Manufacturing AUTOMATION

Features Distorted Realities Opinion
Big toys for big boys


Debbie, my long-suffering secretary, calls me over to the phone to say there is someone on line two. I pick it up, and it’s Ian Verhappen, Manufacturing Automation’s technical columnist. He is calling to invite me to present at the ISA 2005 Oil Sands Conference in Edmonton and Fort McMurray, Alta. He wants me to speak about the future of programmable logic controllers. “Well, since I recently acquired a knee handicap and can’t walk,” I say, “I’ll need to travel first-class and require my usual fee.””

“This is an ISA-sponsored event,” says Verhappen. “We’ll spring for your out-of-pocket first-class expenses, but you’re going to give the talk for free.”
Uh, did I mention I have a fee?
My curiosity is aroused. I give the phone a questioning look, which Ian seems to sense on the other end. He continues: “The deal is I’ll let you ride in my pickup truck … It’s the largest truck in the world and weighs, unloaded, 400 tons and carries a 350-ton load.”
I ask him when he wants me to speak and how high I’ll have to jump – gimpy knees and all!
As you can see, I am enamoured by big toys. I own several big toys myself, but none as grand as this truck. I looked up the big truck on the Internet and was astonished by its size. The truck’s tires are 13-feet high. The vehicle would not fit into my garage with its 12-foot doors.
One Sunday in early March, I got on the puddle-jumper and headed for Minneapolis. From Minneapolis I flew to Edmonton. Edmonton is as alive and thriving as any blue collar, redneck, industrial city. I loved it. It is flat, and I’m used to hills, but I loved it nonetheless. I found the people polite, aggressive when it comes to business, and hardworking.
ISA’s Edmonton Section hosted my speech, “Oil Sands and Control Futures.” The audience asked excellent questions and the session was highly interactive.
The next morning, I took off for Fort McMurray, or, as the locals call it, Fort McMoney. The plane had an ancient operating mode and a propeller. The seats, although big enough, were a little uncomfortable. But nothing could keep me away from the “big stuff.”

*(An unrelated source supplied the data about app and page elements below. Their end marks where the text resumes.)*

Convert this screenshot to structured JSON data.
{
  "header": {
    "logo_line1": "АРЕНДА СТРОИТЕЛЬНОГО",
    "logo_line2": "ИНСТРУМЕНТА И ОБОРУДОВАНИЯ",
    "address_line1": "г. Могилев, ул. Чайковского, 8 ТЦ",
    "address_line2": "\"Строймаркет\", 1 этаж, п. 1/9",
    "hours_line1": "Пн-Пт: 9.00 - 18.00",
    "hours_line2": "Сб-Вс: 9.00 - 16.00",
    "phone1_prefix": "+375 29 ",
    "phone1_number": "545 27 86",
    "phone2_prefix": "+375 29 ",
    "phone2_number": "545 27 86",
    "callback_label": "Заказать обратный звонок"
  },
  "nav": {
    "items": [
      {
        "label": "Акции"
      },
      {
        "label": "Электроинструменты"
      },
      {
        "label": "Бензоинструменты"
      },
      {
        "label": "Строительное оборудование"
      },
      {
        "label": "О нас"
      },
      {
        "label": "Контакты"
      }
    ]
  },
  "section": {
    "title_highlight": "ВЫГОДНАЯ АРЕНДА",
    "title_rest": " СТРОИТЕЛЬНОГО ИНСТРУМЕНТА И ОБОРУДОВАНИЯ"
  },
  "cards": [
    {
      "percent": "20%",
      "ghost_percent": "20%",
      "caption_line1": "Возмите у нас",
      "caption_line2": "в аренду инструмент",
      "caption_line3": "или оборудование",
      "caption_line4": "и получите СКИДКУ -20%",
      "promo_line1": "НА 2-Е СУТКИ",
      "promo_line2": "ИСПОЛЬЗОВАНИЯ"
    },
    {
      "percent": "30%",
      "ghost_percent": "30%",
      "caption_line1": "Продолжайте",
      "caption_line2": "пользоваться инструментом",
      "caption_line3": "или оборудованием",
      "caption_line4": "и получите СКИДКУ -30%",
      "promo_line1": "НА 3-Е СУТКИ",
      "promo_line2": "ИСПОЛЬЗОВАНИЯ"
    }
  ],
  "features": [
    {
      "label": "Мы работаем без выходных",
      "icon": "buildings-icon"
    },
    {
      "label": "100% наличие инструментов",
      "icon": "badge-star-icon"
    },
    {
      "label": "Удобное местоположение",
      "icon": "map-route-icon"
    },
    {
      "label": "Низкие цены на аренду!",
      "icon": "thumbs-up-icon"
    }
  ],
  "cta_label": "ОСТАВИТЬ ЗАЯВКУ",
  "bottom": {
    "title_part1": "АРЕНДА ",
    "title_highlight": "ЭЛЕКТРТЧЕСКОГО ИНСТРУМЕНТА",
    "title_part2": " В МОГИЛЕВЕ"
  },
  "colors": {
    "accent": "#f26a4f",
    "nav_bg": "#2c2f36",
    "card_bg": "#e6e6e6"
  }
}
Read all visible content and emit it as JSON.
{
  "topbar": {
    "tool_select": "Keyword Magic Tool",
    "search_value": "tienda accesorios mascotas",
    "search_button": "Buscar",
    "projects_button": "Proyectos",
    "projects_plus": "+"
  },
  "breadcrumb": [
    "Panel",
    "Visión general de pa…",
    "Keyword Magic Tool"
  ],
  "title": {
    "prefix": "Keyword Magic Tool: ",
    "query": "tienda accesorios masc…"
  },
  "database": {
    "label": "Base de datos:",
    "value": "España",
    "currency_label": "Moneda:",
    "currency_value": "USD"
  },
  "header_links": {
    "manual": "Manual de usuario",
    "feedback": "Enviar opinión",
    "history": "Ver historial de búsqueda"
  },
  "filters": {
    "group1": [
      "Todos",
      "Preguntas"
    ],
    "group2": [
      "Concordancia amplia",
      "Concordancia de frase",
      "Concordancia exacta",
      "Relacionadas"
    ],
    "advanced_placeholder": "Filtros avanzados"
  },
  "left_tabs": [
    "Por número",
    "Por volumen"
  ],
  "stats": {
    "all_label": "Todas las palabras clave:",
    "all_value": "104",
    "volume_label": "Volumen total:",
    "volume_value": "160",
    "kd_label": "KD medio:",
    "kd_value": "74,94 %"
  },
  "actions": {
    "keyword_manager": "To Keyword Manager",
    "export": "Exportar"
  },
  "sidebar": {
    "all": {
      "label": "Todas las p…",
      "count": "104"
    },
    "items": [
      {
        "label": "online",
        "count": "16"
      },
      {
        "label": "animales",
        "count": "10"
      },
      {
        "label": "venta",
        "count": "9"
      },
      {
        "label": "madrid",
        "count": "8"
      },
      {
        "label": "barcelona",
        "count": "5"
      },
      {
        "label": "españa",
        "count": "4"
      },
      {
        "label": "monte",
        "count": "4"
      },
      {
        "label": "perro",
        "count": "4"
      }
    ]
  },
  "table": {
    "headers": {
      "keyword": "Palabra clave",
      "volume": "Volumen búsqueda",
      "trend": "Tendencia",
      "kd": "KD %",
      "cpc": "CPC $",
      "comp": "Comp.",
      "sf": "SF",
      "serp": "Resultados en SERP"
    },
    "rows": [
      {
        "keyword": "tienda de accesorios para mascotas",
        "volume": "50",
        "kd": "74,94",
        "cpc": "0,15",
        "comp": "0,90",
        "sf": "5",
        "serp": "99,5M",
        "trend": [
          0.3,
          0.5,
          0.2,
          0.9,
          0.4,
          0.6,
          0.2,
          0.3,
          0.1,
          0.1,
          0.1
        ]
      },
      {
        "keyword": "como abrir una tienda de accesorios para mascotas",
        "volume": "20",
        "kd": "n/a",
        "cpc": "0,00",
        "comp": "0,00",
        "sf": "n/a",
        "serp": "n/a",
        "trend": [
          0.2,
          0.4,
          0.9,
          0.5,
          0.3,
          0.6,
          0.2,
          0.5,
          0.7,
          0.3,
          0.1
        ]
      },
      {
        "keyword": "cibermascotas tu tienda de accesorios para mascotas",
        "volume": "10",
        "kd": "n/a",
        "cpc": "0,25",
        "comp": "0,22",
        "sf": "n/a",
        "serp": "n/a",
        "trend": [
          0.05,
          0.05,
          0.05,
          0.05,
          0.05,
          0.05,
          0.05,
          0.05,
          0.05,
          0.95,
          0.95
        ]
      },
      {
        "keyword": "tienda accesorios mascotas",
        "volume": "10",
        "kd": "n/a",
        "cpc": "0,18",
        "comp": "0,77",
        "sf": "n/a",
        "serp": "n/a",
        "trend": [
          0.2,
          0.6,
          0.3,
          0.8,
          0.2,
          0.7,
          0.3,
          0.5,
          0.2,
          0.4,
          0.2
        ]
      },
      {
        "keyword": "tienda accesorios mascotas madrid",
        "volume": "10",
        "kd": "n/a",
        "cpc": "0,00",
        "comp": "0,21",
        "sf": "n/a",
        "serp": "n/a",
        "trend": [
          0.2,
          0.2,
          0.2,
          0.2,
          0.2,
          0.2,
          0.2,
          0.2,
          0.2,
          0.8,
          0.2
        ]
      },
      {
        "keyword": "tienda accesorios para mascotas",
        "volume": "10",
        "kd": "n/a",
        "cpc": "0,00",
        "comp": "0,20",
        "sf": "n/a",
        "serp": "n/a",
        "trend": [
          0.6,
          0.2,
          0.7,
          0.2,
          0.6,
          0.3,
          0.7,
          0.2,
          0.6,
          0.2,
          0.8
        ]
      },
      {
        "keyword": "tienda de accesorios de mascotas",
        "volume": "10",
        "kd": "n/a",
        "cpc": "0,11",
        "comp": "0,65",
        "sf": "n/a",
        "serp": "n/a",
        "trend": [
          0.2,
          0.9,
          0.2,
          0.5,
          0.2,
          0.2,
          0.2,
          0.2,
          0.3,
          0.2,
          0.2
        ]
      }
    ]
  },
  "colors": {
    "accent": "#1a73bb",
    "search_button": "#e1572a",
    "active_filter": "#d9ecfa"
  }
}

We took a tour of Syncrude Canada-the world’s largest producer of crude oil from oil sands and the largest single-source producer in Canada-and checked out all the facility’s equipment from controls to trucks and conveyors. Then it was time for the best part: My hosts interrupted the truck’s delivery schedule to let me into the driver’s cockpit and off we went. In addition to its 13-feet tires and 800-ton weight, the truck has a 1,200-gallon fuel tank, uses an electric drive with a generator (much like a locomotive), and is a hybrid with electric motors delivering thousands of horsepower to the wheels.
I had a wonderful ride in the truck. We drove over to a big, 24,000-volt steam shovel. The truck backed into position and dumped 350 tons of dirt (or three shovels full) into the hopper. The first shovelful rocked the truck, then it settled down. I wanted to take pictures but the windshield was dirty. We were on a frozen road with nearly an inch of slime and mud.

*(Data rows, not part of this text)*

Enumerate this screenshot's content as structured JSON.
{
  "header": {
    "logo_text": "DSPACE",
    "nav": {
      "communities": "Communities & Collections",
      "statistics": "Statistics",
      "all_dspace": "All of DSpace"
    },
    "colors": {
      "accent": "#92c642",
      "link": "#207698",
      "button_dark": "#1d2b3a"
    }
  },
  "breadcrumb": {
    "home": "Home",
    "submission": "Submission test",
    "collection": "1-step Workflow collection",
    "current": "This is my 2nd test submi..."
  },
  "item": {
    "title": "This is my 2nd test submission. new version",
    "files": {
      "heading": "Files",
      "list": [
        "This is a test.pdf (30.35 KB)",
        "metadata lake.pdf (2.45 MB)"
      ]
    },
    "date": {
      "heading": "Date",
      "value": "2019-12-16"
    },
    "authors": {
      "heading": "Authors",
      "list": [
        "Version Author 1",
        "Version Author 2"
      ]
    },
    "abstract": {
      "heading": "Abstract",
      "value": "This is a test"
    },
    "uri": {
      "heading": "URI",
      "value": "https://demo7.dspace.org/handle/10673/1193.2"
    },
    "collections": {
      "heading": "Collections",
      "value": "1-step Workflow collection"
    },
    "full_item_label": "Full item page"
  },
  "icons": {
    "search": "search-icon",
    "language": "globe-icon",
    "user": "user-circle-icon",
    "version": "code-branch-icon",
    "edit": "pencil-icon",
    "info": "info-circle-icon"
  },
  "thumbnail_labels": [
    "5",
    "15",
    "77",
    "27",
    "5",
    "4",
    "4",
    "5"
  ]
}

The driver suggested I step out onto the truck’s “deck,” which was approximately 12 feet by eight feet. I could have had a picnic table, barbecue pit and five guests out there.
I rode in the truck as it moved a load of overburden-shale and gravel covering the oil-bearing sands. The overburden comes from an ocean that existed millions of years ago. The remnants of this ocean are 50 to 300 feet deep.

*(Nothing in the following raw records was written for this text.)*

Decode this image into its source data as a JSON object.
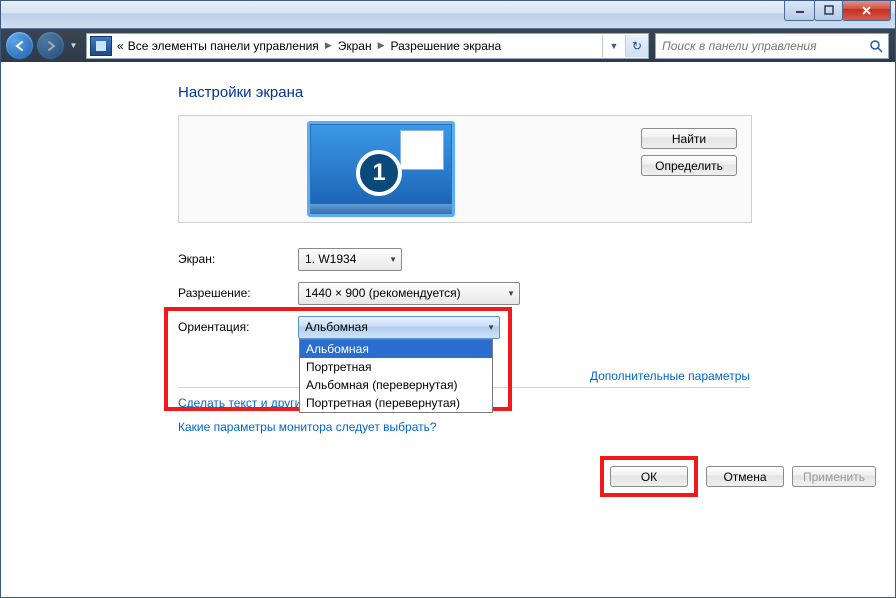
{
  "titlebar": {},
  "nav": {
    "breadcrumb_prefix": "«",
    "breadcrumb": [
      "Все элементы панели управления",
      "Экран",
      "Разрешение экрана"
    ],
    "search_placeholder": "Поиск в панели управления"
  },
  "page": {
    "title": "Настройки экрана",
    "monitor_number": "1",
    "find_button": "Найти",
    "identify_button": "Определить"
  },
  "form": {
    "display_label": "Экран:",
    "display_value": "1. W1934",
    "resolution_label": "Разрешение:",
    "resolution_value": "1440 × 900 (рекомендуется)",
    "orientation_label": "Ориентация:",
    "orientation_value": "Альбомная",
    "orientation_options": [
      "Альбомная",
      "Портретная",
      "Альбомная (перевернутая)",
      "Портретная (перевернутая)"
    ]
  },
  "links": {
    "advanced": "Дополнительные параметры",
    "text_link": "Сделать текст и другие",
    "help_link": "Какие параметры монитора следует выбрать?"
  },
  "buttons": {
    "ok": "ОК",
    "cancel": "Отмена",
    "apply": "Применить"
  }
}
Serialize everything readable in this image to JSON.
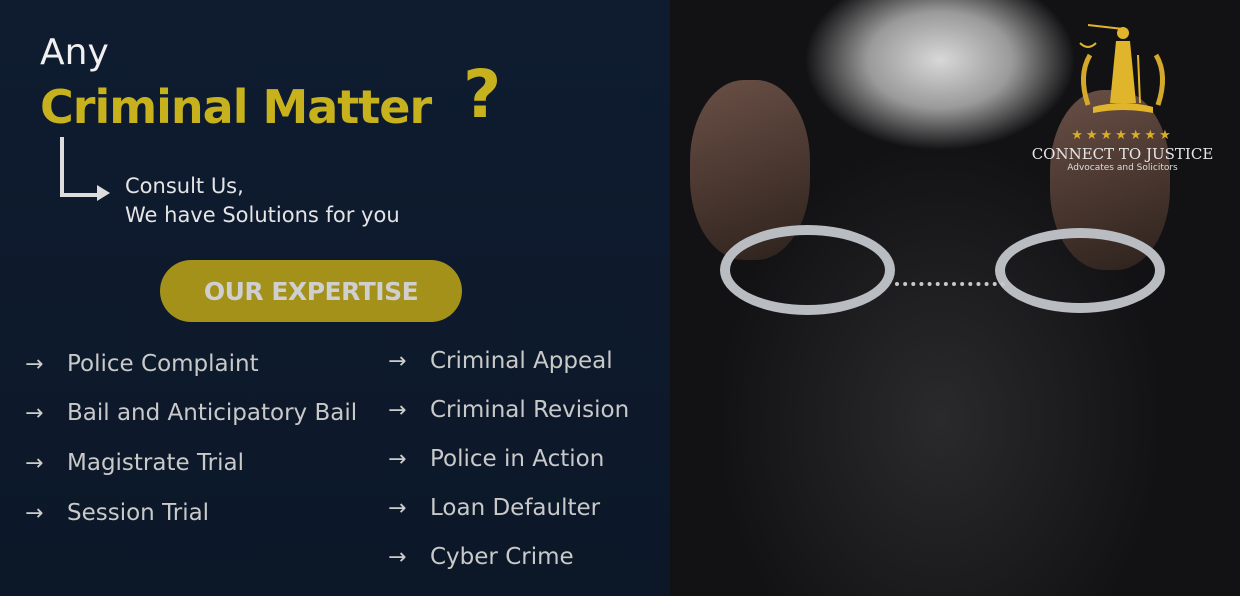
{
  "headline": {
    "line1": "Any",
    "line2": "Criminal Matter",
    "mark": "?"
  },
  "consult": {
    "line1": "Consult Us,",
    "line2": "We have Solutions for you"
  },
  "cta": {
    "label": "OUR EXPERTISE"
  },
  "expertise_left": [
    "Police Complaint",
    "Bail and Anticipatory Bail",
    "Magistrate Trial",
    "Session Trial"
  ],
  "expertise_right": [
    "Criminal Appeal",
    "Criminal Revision",
    "Police in Action",
    "Loan Defaulter",
    "Cyber Crime"
  ],
  "logo": {
    "stars": "★★★★★★★",
    "title": "CONNECT TO JUSTICE",
    "subtitle": "Advocates and Solicitors"
  },
  "colors": {
    "accent": "#c7b21e",
    "panel": "#0f1c30",
    "button": "#a3911a"
  }
}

At one point, the truck moved the load over to where a D-11 bulldozer was plowing away. As the truck wallowed through mud, the electric motors overheated at 3,000 horsepower output. “Holy T-Cronkite!” I thought. As an ubergeek, I appreciated the experience.
I grinned when I noticed that the truck’s driver communicates with the steam shovel by beeping a horn, and not through sophisticated communication technology.
That night, I gave my talk in Fort McMurray and suggested that the automation industry simplify controls with Commercial Off The Shelf (COTS) technology. The U.S. military is becoming a believer in COTS. We use specialized industrial components defined by standards that force us to live in the past. I think we should take advantage of new wireless standards, new equipment, itty-bitty computers and parallel processing languages, and make controls simple and straightforward.
The trip was an exciting adventure. Most impressive were the trucks, the Syncrude facility and my hosts. The facility had the flavour of a gold-rush camp of yesteryear, except the gold, in this case, was black.
I leave my readers with the following thoughts: Understand the impact COTS will have on future control design; deal with the world the way it is, not the way you think it ought to be; and please, get some excitement in your life!


Dick Morley is the father of the programmable logic controller. He is also an author, a speaker and an automation industry maverick. You can reach by e-mailing morley@barn.org.